“The comparison between a car and the human body is often used,” says Williams, “the argument being that the parts on a car wear out with use, and so do some parts of the body, particularly the joints. We found that simply isn’t true. The body responds to exercise positively, and compensates for the demands put on it. For example, cartilage can increase in joints that are strenuously exercised.”
The power of Williams’ study lies not just in the length of time it covers, or the impressive size of the subject cohort. “The fact that it’s a very large study conducted over a long period of time is certainly a strength,” Williams says. “But it also focuses on specific types of exercises that are very easy to quantify—mainly, how many miles are run or walked. That gives us a clear sense (of cause-and-effect) for each of the health risks we’re assessing.”
Both running and walking yield about the same degree of benefit (assuming the same number of miles are covered), with one exception—an exception particularly germane to anyone negotiating the cholesterol-laden holidays.
“Running was clearly superior to walking for weight control,” says Williams.
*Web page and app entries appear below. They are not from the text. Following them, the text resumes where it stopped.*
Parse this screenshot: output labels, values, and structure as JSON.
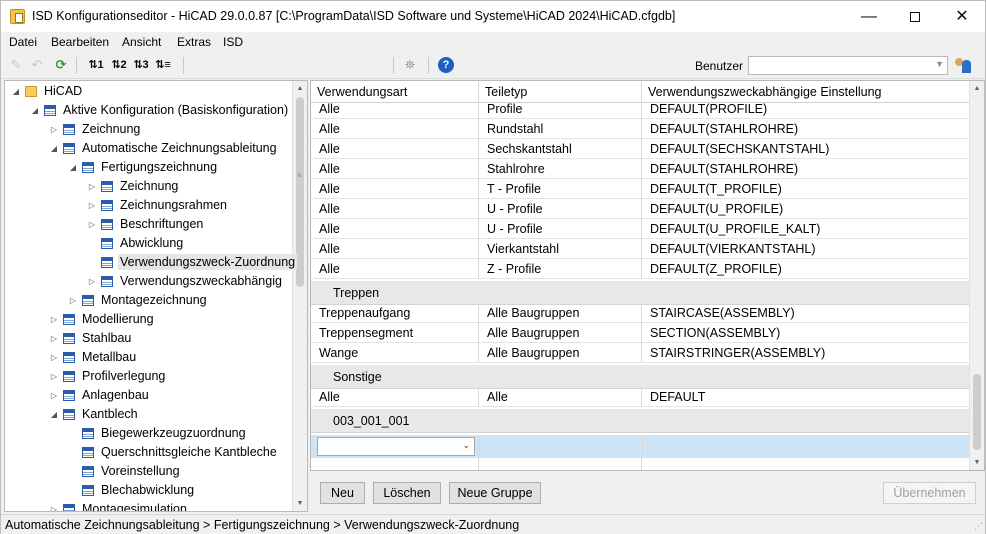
{
  "window": {
    "title": "ISD Konfigurationseditor - HiCAD 29.0.0.87 [C:\\ProgramData\\ISD Software und Systeme\\HiCAD 2024\\HiCAD.cfgdb]",
    "minimize_glyph": "—",
    "close_glyph": "✕"
  },
  "menu": [
    "Datei",
    "Bearbeiten",
    "Ansicht",
    "Extras",
    "ISD"
  ],
  "toolbar": {
    "benutzer_label": "Benutzer",
    "benutzer_value": "",
    "icons": [
      "pencil-icon",
      "undo-icon",
      "refresh-icon",
      "level1-icon",
      "level2-icon",
      "level3-icon",
      "level-all-icon",
      "binoculars-icon",
      "help-icon",
      "users-icon"
    ]
  },
  "tree": [
    {
      "label": "HiCAD",
      "level": 0,
      "state": "open",
      "icon": "folder"
    },
    {
      "label": "Aktive Konfiguration (Basiskonfiguration)",
      "level": 1,
      "state": "open",
      "icon": "table"
    },
    {
      "label": "Zeichnung",
      "level": 2,
      "state": "closed",
      "icon": "table"
    },
    {
      "label": "Automatische Zeichnungsableitung",
      "level": 2,
      "state": "open",
      "icon": "table"
    },
    {
      "label": "Fertigungszeichnung",
      "level": 3,
      "state": "open",
      "icon": "table"
    },
    {
      "label": "Zeichnung",
      "level": 4,
      "state": "closed",
      "icon": "table"
    },
    {
      "label": "Zeichnungsrahmen",
      "level": 4,
      "state": "closed",
      "icon": "table"
    },
    {
      "label": "Beschriftungen",
      "level": 4,
      "state": "closed",
      "icon": "table"
    },
    {
      "label": "Abwicklung",
      "level": 4,
      "state": "leaf",
      "icon": "table"
    },
    {
      "label": "Verwendungszweck-Zuordnung",
      "level": 4,
      "state": "leaf",
      "icon": "table",
      "selected": true
    },
    {
      "label": "Verwendungszweckabhängig",
      "level": 4,
      "state": "closed",
      "icon": "table"
    },
    {
      "label": "Montagezeichnung",
      "level": 3,
      "state": "closed",
      "icon": "table"
    },
    {
      "label": "Modellierung",
      "level": 2,
      "state": "closed",
      "icon": "table"
    },
    {
      "label": "Stahlbau",
      "level": 2,
      "state": "closed",
      "icon": "table"
    },
    {
      "label": "Metallbau",
      "level": 2,
      "state": "closed",
      "icon": "table"
    },
    {
      "label": "Profilverlegung",
      "level": 2,
      "state": "closed",
      "icon": "table"
    },
    {
      "label": "Anlagenbau",
      "level": 2,
      "state": "closed",
      "icon": "table"
    },
    {
      "label": "Kantblech",
      "level": 2,
      "state": "open",
      "icon": "table"
    },
    {
      "label": "Biegewerkzeugzuordnung",
      "level": 3,
      "state": "leaf",
      "icon": "table"
    },
    {
      "label": "Querschnittsgleiche Kantbleche",
      "level": 3,
      "state": "leaf",
      "icon": "table"
    },
    {
      "label": "Voreinstellung",
      "level": 3,
      "state": "leaf",
      "icon": "table"
    },
    {
      "label": "Blechabwicklung",
      "level": 3,
      "state": "leaf",
      "icon": "table"
    },
    {
      "label": "Montagesimulation",
      "level": 2,
      "state": "closed",
      "icon": "table"
    }
  ],
  "grid": {
    "columns": [
      "Verwendungsart",
      "Teiletyp",
      "Verwendungszweckabhängige Einstellung"
    ],
    "rows": [
      {
        "type": "row",
        "cells": [
          "Alle",
          "Profile",
          "DEFAULT(PROFILE)"
        ]
      },
      {
        "type": "row",
        "cells": [
          "Alle",
          "Rundstahl",
          "DEFAULT(STAHLROHRE)"
        ]
      },
      {
        "type": "row",
        "cells": [
          "Alle",
          "Sechskantstahl",
          "DEFAULT(SECHSKANTSTAHL)"
        ]
      },
      {
        "type": "row",
        "cells": [
          "Alle",
          "Stahlrohre",
          "DEFAULT(STAHLROHRE)"
        ]
      },
      {
        "type": "row",
        "cells": [
          "Alle",
          "T - Profile",
          "DEFAULT(T_PROFILE)"
        ]
      },
      {
        "type": "row",
        "cells": [
          "Alle",
          "U - Profile",
          "DEFAULT(U_PROFILE)"
        ]
      },
      {
        "type": "row",
        "cells": [
          "Alle",
          "U - Profile",
          "DEFAULT(U_PROFILE_KALT)"
        ]
      },
      {
        "type": "row",
        "cells": [
          "Alle",
          "Vierkantstahl",
          "DEFAULT(VIERKANTSTAHL)"
        ]
      },
      {
        "type": "row",
        "cells": [
          "Alle",
          "Z - Profile",
          "DEFAULT(Z_PROFILE)"
        ]
      },
      {
        "type": "group",
        "label": "Treppen"
      },
      {
        "type": "row",
        "cells": [
          "Treppenaufgang",
          "Alle Baugruppen",
          "STAIRCASE(ASSEMBLY)"
        ]
      },
      {
        "type": "row",
        "cells": [
          "Treppensegment",
          "Alle Baugruppen",
          "SECTION(ASSEMBLY)"
        ]
      },
      {
        "type": "row",
        "cells": [
          "Wange",
          "Alle Baugruppen",
          "STAIRSTRINGER(ASSEMBLY)"
        ]
      },
      {
        "type": "group",
        "label": "Sonstige"
      },
      {
        "type": "row",
        "cells": [
          "Alle",
          "Alle",
          "DEFAULT"
        ]
      },
      {
        "type": "group",
        "label": "003_001_001"
      },
      {
        "type": "new",
        "cells": [
          "",
          "",
          ""
        ]
      },
      {
        "type": "row",
        "cells": [
          "",
          "",
          ""
        ]
      }
    ]
  },
  "buttons": {
    "neu": "Neu",
    "loeschen": "Löschen",
    "neue_gruppe": "Neue Gruppe",
    "uebernehmen": "Übernehmen"
  },
  "status": {
    "path": "Automatische Zeichnungsableitung > Fertigungszeichnung > Verwendungszweck-Zuordnung"
  }
}
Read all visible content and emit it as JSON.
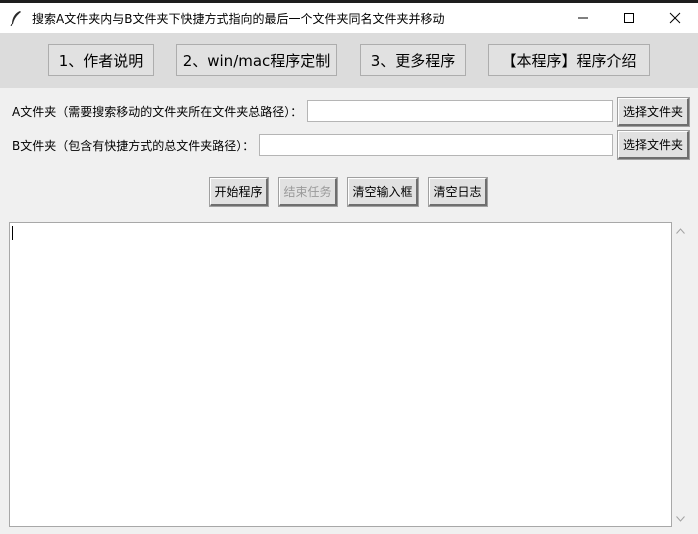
{
  "window": {
    "title": "搜索A文件夹内与B文件夹下快捷方式指向的最后一个文件夹同名文件夹并移动",
    "minimize_glyph": "—",
    "maximize_glyph": "☐",
    "close_glyph": "✕",
    "app_icon": "feather-icon"
  },
  "toolbar": {
    "buttons": [
      {
        "label": "1、作者说明"
      },
      {
        "label": "2、win/mac程序定制"
      },
      {
        "label": "3、更多程序"
      },
      {
        "label": "【本程序】程序介绍"
      }
    ]
  },
  "form": {
    "a_label": "A文件夹（需要搜索移动的文件夹所在文件夹总路径）：",
    "a_value": "",
    "a_browse": "选择文件夹",
    "b_label": "B文件夹（包含有快捷方式的总文件夹路径）：",
    "b_value": "",
    "b_browse": "选择文件夹"
  },
  "actions": {
    "start": "开始程序",
    "stop": "结束任务",
    "clear_inputs": "清空输入框",
    "clear_log": "清空日志"
  },
  "log": {
    "content": ""
  },
  "colors": {
    "toolbar_bg": "#dcdcdc",
    "window_bg": "#f0f0f0",
    "disabled_text": "#9a9a9a"
  }
}
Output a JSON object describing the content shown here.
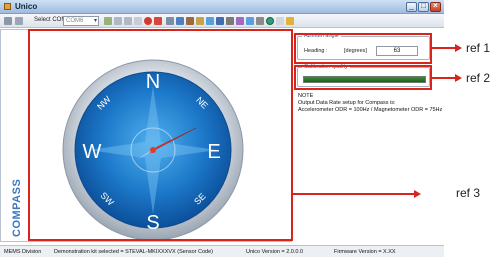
{
  "window": {
    "title": "Unico",
    "min_glyph": "_",
    "max_glyph": "□",
    "close_glyph": "×"
  },
  "toolbar": {
    "com_label": "Select COM:",
    "com_value": "COM6",
    "com_arrow": "▾"
  },
  "compass": {
    "panel_label": "COMPASS",
    "cardinals": {
      "n": "N",
      "e": "E",
      "s": "S",
      "w": "W"
    },
    "intercardinals": {
      "ne": "NE",
      "se": "SE",
      "sw": "SW",
      "nw": "NW"
    },
    "needle_heading_deg": 63
  },
  "azimuth": {
    "title": "Azimuth angle",
    "heading_label": "Heading :",
    "unit": "[degrees]",
    "value": "63"
  },
  "calibration": {
    "title": "Calibration quality",
    "level": 1.0,
    "color": "#2a7a2a"
  },
  "note": {
    "title": "NOTE",
    "line1": "Output Data Rate setup for Compass is:",
    "line2": "Accelerometer ODR = 100Hz / Magnetometer ODR = 75Hz"
  },
  "status": {
    "division": "MEMS Division",
    "kit": "Demonstration kit selected = STEVAL-MKIXXXVX (Sensor Code)",
    "unico_version": "Unico Version = 2.0.0.0",
    "firmware": "Firmware Version = X.XX"
  },
  "annotations": {
    "ref1": "ref 1",
    "ref2": "ref 2",
    "ref3": "ref 3",
    "color": "#d8241c"
  }
}
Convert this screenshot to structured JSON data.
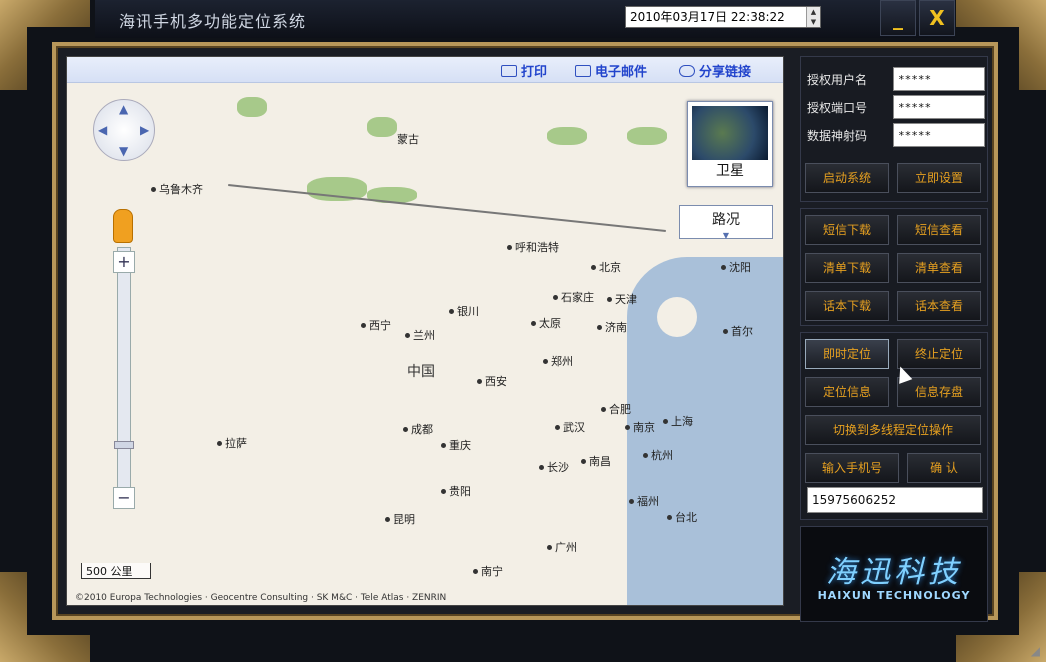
{
  "window": {
    "title": "海讯手机多功能定位系统",
    "datetime": "2010年03月17日 22:38:22",
    "minimize_label": "_",
    "close_label": "X"
  },
  "map": {
    "toolbar": {
      "print": "打印",
      "email": "电子邮件",
      "share": "分享链接"
    },
    "layers": {
      "satellite": "卫星",
      "terrain": "路况"
    },
    "zoom": {
      "in": "+",
      "out": "−"
    },
    "scale": "500 公里",
    "copyright": "©2010 Europa Technologies · Geocentre Consulting · SK M&C · Tele Atlas · ZENRIN",
    "labels": {
      "mongolia": "蒙古",
      "urumqi": "乌鲁木齐",
      "hohhot": "呼和浩特",
      "beijing": "北京",
      "tianjin": "天津",
      "shijiazhuang": "石家庄",
      "taiyuan": "太原",
      "jinan": "济南",
      "yinchuan": "银川",
      "xining": "西宁",
      "lanzhou": "兰州",
      "zhengzhou": "郑州",
      "china": "中国",
      "xian": "西安",
      "hefei": "合肥",
      "nanjing": "南京",
      "shanghai": "上海",
      "lhasa": "拉萨",
      "chengdu": "成都",
      "chongqing": "重庆",
      "wuhan": "武汉",
      "hangzhou": "杭州",
      "changsha": "长沙",
      "nanchang": "南昌",
      "guiyang": "贵阳",
      "fuzhou": "福州",
      "taipei": "台北",
      "kunming": "昆明",
      "guangzhou": "广州",
      "nanning": "南宁",
      "shenyang": "沈阳",
      "seoul": "首尔"
    }
  },
  "panel": {
    "auth": {
      "user_label": "授权用户名",
      "user_value": "*****",
      "port_label": "授权端口号",
      "port_value": "*****",
      "code_label": "数据神射码",
      "code_value": "*****"
    },
    "buttons": {
      "start": "启动系统",
      "settings": "立即设置",
      "sms_download": "短信下载",
      "sms_view": "短信查看",
      "list_download": "清单下载",
      "list_view": "清单查看",
      "contacts_download": "话本下载",
      "contacts_view": "话本查看",
      "realtime_locate": "即时定位",
      "stop_locate": "终止定位",
      "locate_info": "定位信息",
      "info_save": "信息存盘",
      "switch_mode": "切换到多线程定位操作",
      "enter_phone": "输入手机号",
      "confirm": "确 认"
    },
    "phone_value": "15975606252",
    "logo_cn": "海迅科技",
    "logo_en": "HAIXUN TECHNOLOGY"
  }
}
Running jacks up the metabolic rate to a greater degree than walking, so more calories are burned post-exercise. All males, whether overweight or not, and overweight females showed the most weight-loss benefit from running.
What about the argument that genes figure heavily into the obesity problem? That seems true only to a degree—and running still trumps DNA. “There have been studies on identical twins that involved one running and the other remaining sedentary,” says Williams. “At the end of the study, they had very different BMIs (Body Mass Indices). The one who didn’t run was heavier. In other words, the genetic component, the genetic regulation of weight, was thrown off.”
Williams’ study is by no means concluded. It’s kind of like the Up movie series, which has been tracking a group of Britons over the past several decades, from childhood to—at this point—late middle age. “There is some suggestion that the benefits of running and walking translate well into old age,” he explains, “reducing general mortality, reducing the risk of dementia and Alzheimer ’s disease, and extending the period of independent living.”
So does Williams take the results of his own study to heart?
“Oh, yeah,” he says. “I try to run at least 35 miles a week.”